For the past three years, DBS has topped Global Finance’s list for the safest banks in Asia.
DBS operates in 15 Asian markets and has more than 200 branches across 50 cities. DBS’s primary markets of Singapore and Hong Kong account for more than 80 percent of annual net profits. Assets before goodwill increased 20 percent in 2011 to S$336 billion (US$269.6 billion).
Safest Bank: TD Bank Group (No. 11)
Canada had seven banks in the top 50, the most of any country. This year, TD Bank Group was the safest Canadian bank with Bank of Nova Scotia coming in one spot behind at No. 12.
With 22 million customers worldwide, TD Bank has C$773 billion (US$779 billion) in assets. TD also ranks among the world’s leading online financial services firms, with approximately 8 million online customers. TD Bank has a Tier 1 capital ratio of 12 percent.
Safest Bank: Banque et Caisse d’Épargne de l’État (No. 9)
Falling a single spot from 2011, Banque et Caisse d’Épargne de l’État is the only Luxembourg bank to make the list.

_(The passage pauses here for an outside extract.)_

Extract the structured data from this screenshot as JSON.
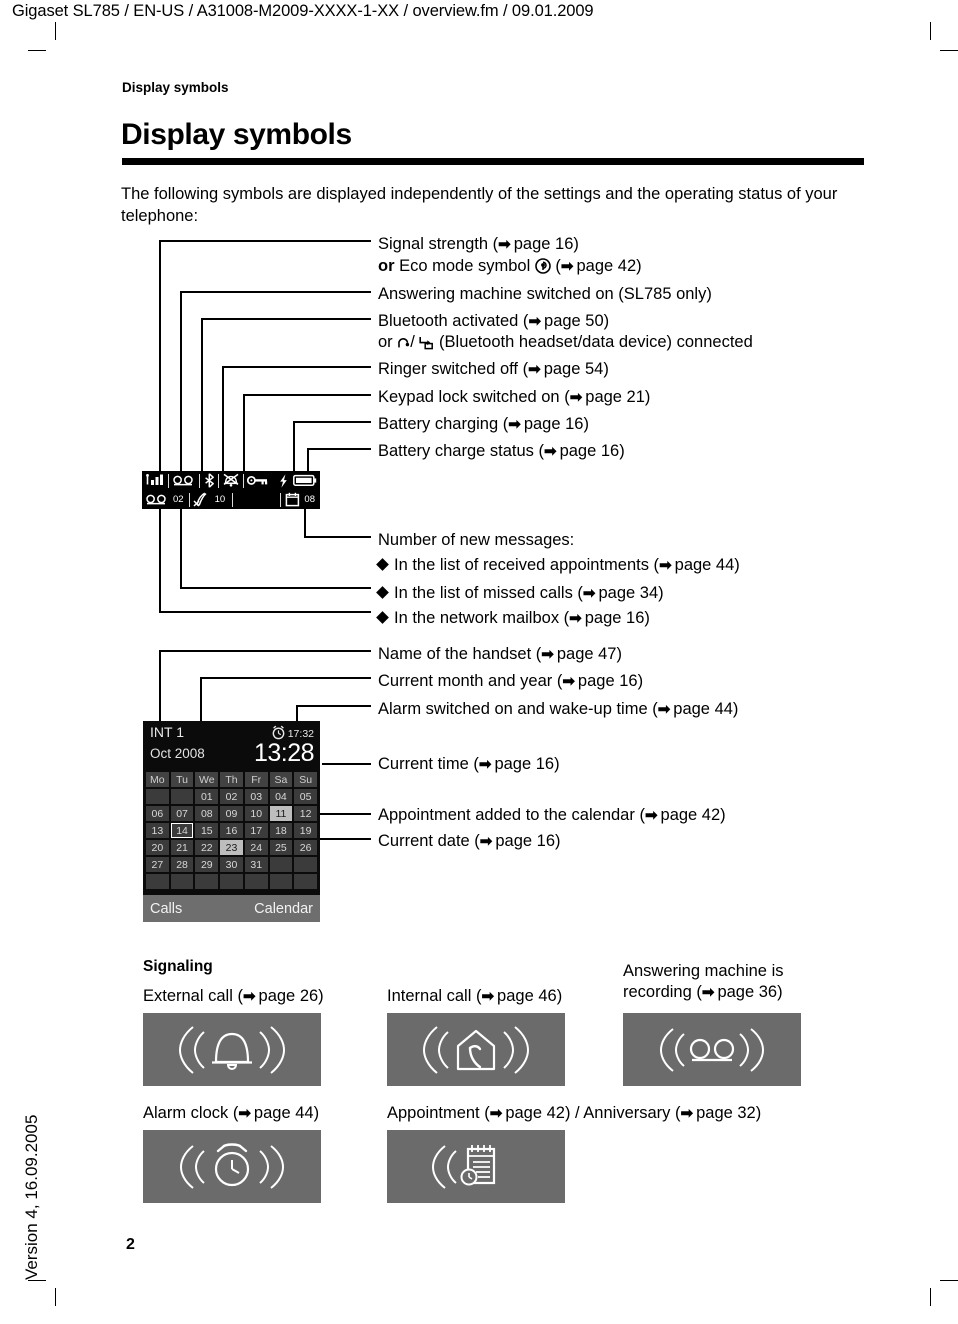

The institution is owned by the government of Luxembourg and provides all the functions of a commercial bank, including retail and private banking.

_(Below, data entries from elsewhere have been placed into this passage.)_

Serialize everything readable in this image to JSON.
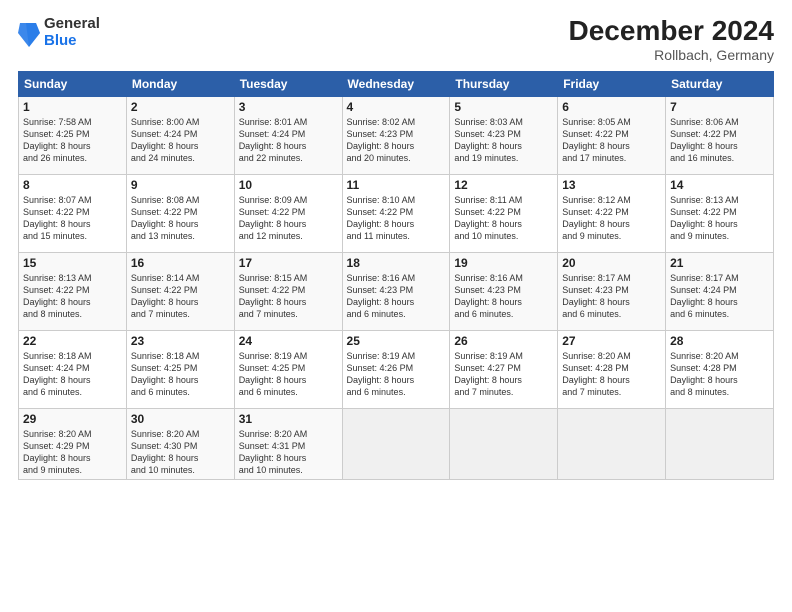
{
  "logo": {
    "general": "General",
    "blue": "Blue"
  },
  "header": {
    "month": "December 2024",
    "location": "Rollbach, Germany"
  },
  "weekdays": [
    "Sunday",
    "Monday",
    "Tuesday",
    "Wednesday",
    "Thursday",
    "Friday",
    "Saturday"
  ],
  "weeks": [
    [
      {
        "day": "1",
        "info": "Sunrise: 7:58 AM\nSunset: 4:25 PM\nDaylight: 8 hours\nand 26 minutes."
      },
      {
        "day": "2",
        "info": "Sunrise: 8:00 AM\nSunset: 4:24 PM\nDaylight: 8 hours\nand 24 minutes."
      },
      {
        "day": "3",
        "info": "Sunrise: 8:01 AM\nSunset: 4:24 PM\nDaylight: 8 hours\nand 22 minutes."
      },
      {
        "day": "4",
        "info": "Sunrise: 8:02 AM\nSunset: 4:23 PM\nDaylight: 8 hours\nand 20 minutes."
      },
      {
        "day": "5",
        "info": "Sunrise: 8:03 AM\nSunset: 4:23 PM\nDaylight: 8 hours\nand 19 minutes."
      },
      {
        "day": "6",
        "info": "Sunrise: 8:05 AM\nSunset: 4:22 PM\nDaylight: 8 hours\nand 17 minutes."
      },
      {
        "day": "7",
        "info": "Sunrise: 8:06 AM\nSunset: 4:22 PM\nDaylight: 8 hours\nand 16 minutes."
      }
    ],
    [
      {
        "day": "8",
        "info": "Sunrise: 8:07 AM\nSunset: 4:22 PM\nDaylight: 8 hours\nand 15 minutes."
      },
      {
        "day": "9",
        "info": "Sunrise: 8:08 AM\nSunset: 4:22 PM\nDaylight: 8 hours\nand 13 minutes."
      },
      {
        "day": "10",
        "info": "Sunrise: 8:09 AM\nSunset: 4:22 PM\nDaylight: 8 hours\nand 12 minutes."
      },
      {
        "day": "11",
        "info": "Sunrise: 8:10 AM\nSunset: 4:22 PM\nDaylight: 8 hours\nand 11 minutes."
      },
      {
        "day": "12",
        "info": "Sunrise: 8:11 AM\nSunset: 4:22 PM\nDaylight: 8 hours\nand 10 minutes."
      },
      {
        "day": "13",
        "info": "Sunrise: 8:12 AM\nSunset: 4:22 PM\nDaylight: 8 hours\nand 9 minutes."
      },
      {
        "day": "14",
        "info": "Sunrise: 8:13 AM\nSunset: 4:22 PM\nDaylight: 8 hours\nand 9 minutes."
      }
    ],
    [
      {
        "day": "15",
        "info": "Sunrise: 8:13 AM\nSunset: 4:22 PM\nDaylight: 8 hours\nand 8 minutes."
      },
      {
        "day": "16",
        "info": "Sunrise: 8:14 AM\nSunset: 4:22 PM\nDaylight: 8 hours\nand 7 minutes."
      },
      {
        "day": "17",
        "info": "Sunrise: 8:15 AM\nSunset: 4:22 PM\nDaylight: 8 hours\nand 7 minutes."
      },
      {
        "day": "18",
        "info": "Sunrise: 8:16 AM\nSunset: 4:23 PM\nDaylight: 8 hours\nand 6 minutes."
      },
      {
        "day": "19",
        "info": "Sunrise: 8:16 AM\nSunset: 4:23 PM\nDaylight: 8 hours\nand 6 minutes."
      },
      {
        "day": "20",
        "info": "Sunrise: 8:17 AM\nSunset: 4:23 PM\nDaylight: 8 hours\nand 6 minutes."
      },
      {
        "day": "21",
        "info": "Sunrise: 8:17 AM\nSunset: 4:24 PM\nDaylight: 8 hours\nand 6 minutes."
      }
    ],
    [
      {
        "day": "22",
        "info": "Sunrise: 8:18 AM\nSunset: 4:24 PM\nDaylight: 8 hours\nand 6 minutes."
      },
      {
        "day": "23",
        "info": "Sunrise: 8:18 AM\nSunset: 4:25 PM\nDaylight: 8 hours\nand 6 minutes."
      },
      {
        "day": "24",
        "info": "Sunrise: 8:19 AM\nSunset: 4:25 PM\nDaylight: 8 hours\nand 6 minutes."
      },
      {
        "day": "25",
        "info": "Sunrise: 8:19 AM\nSunset: 4:26 PM\nDaylight: 8 hours\nand 6 minutes."
      },
      {
        "day": "26",
        "info": "Sunrise: 8:19 AM\nSunset: 4:27 PM\nDaylight: 8 hours\nand 7 minutes."
      },
      {
        "day": "27",
        "info": "Sunrise: 8:20 AM\nSunset: 4:28 PM\nDaylight: 8 hours\nand 7 minutes."
      },
      {
        "day": "28",
        "info": "Sunrise: 8:20 AM\nSunset: 4:28 PM\nDaylight: 8 hours\nand 8 minutes."
      }
    ],
    [
      {
        "day": "29",
        "info": "Sunrise: 8:20 AM\nSunset: 4:29 PM\nDaylight: 8 hours\nand 9 minutes."
      },
      {
        "day": "30",
        "info": "Sunrise: 8:20 AM\nSunset: 4:30 PM\nDaylight: 8 hours\nand 10 minutes."
      },
      {
        "day": "31",
        "info": "Sunrise: 8:20 AM\nSunset: 4:31 PM\nDaylight: 8 hours\nand 10 minutes."
      },
      {
        "day": "",
        "info": ""
      },
      {
        "day": "",
        "info": ""
      },
      {
        "day": "",
        "info": ""
      },
      {
        "day": "",
        "info": ""
      }
    ]
  ]
}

The bank reported approximately 39.7 billion euros (US$49 billion) in assets in 2011 and Tier 1 capital ratio of 14.4 percent.
Safest Bank: Caisse des Dépôts et Consignations (No. 6)
France is home to the sixth-safest bank, Caisse des Dépôts et Consignations (CDC), according to Global Finance. It has fallen four spots in this year’s rankings. France has three banks in the top 50, including commercial bank BNP Paribas, ranked No. 47.
The Caisse des Dépôts group is a public financial institution that performs public-interest missions on behalf of France’s central, regional and local governments.
Although the bank has always had autonomy, CDC remains "under Parliament's supervision and guarantee," according to French law. The bank’s connection to the French government also helps it maintain triple-A credit ratings from both Moody’s and Fitch.
The CDC group had assets of about 262.2 billion euros ($323.6 billion) as of the end of 2011.
Safest Bank: Zürcher Kantonalbank (No. 3)
Zürcher Kantonalbank is the lone Swiss bank represented in Global Finance's rankings this year. Like other European banks ranking highly on Global Finance’s list, Zürcher Kantonalbank is owned by the canton of Zurich and has a public sector mandate to fulfill. Under the law, the canton bears responsibility for the bank’s liabilities.
Zürcher Kantonalbank has assets of $134 billion Swiss francs (US$138 billion) and holds triple-A ratings from Moody’s, S&P and Fitch.
Safest Bank: Bank Nederlandse Gemeenten (No. 2)
The Bank Nederlandse Gemeenten (BNG) is one of the three Dutch banks among the Top 10, and it moved up a spot from last year. A government-owned bank—50 percent by the Dutch government and 50 percent by municipalities—BNG is joined by Nederlandse Waterschapsbank and Rabobank at the top of Global Finance’s list.
According to BNG, total assets are 136.5 billion euros (US$168.5 billion). BNG’s long-term debt securities are rated triple-A by Standard & Poor's, Moody's and Fitch.
Safest Bank: KfW (No. 1)
Four of the five German banks that made Global Finance’s list appear in the Top 10, with KfW at the top of the pack. Landwirtschaftliche Rentenbank ranks highly at No. 4 and Landeskreditbank Baden-Württemberg-Förderbank comes in at No. 5.
KfW is owned by the Federal Republic of Germany and the federal states. As such, it has a public-sector mandate. The government guarantees all bank obligations, including loans extended, debt securities issued, fixed forward transactions or options, and other third-party lending activities.
The bank’s assets rose 22.6 billion euros to 516.5 billion euros (US$637.5 billion) as of June 2012. The bank has a solid core Tier 1 capital ratio of 17.3 percent, and 14.2 percent under upcoming Basel III standards.
The bank holds a triple-A rating from Moody’s, S&P and Fitch.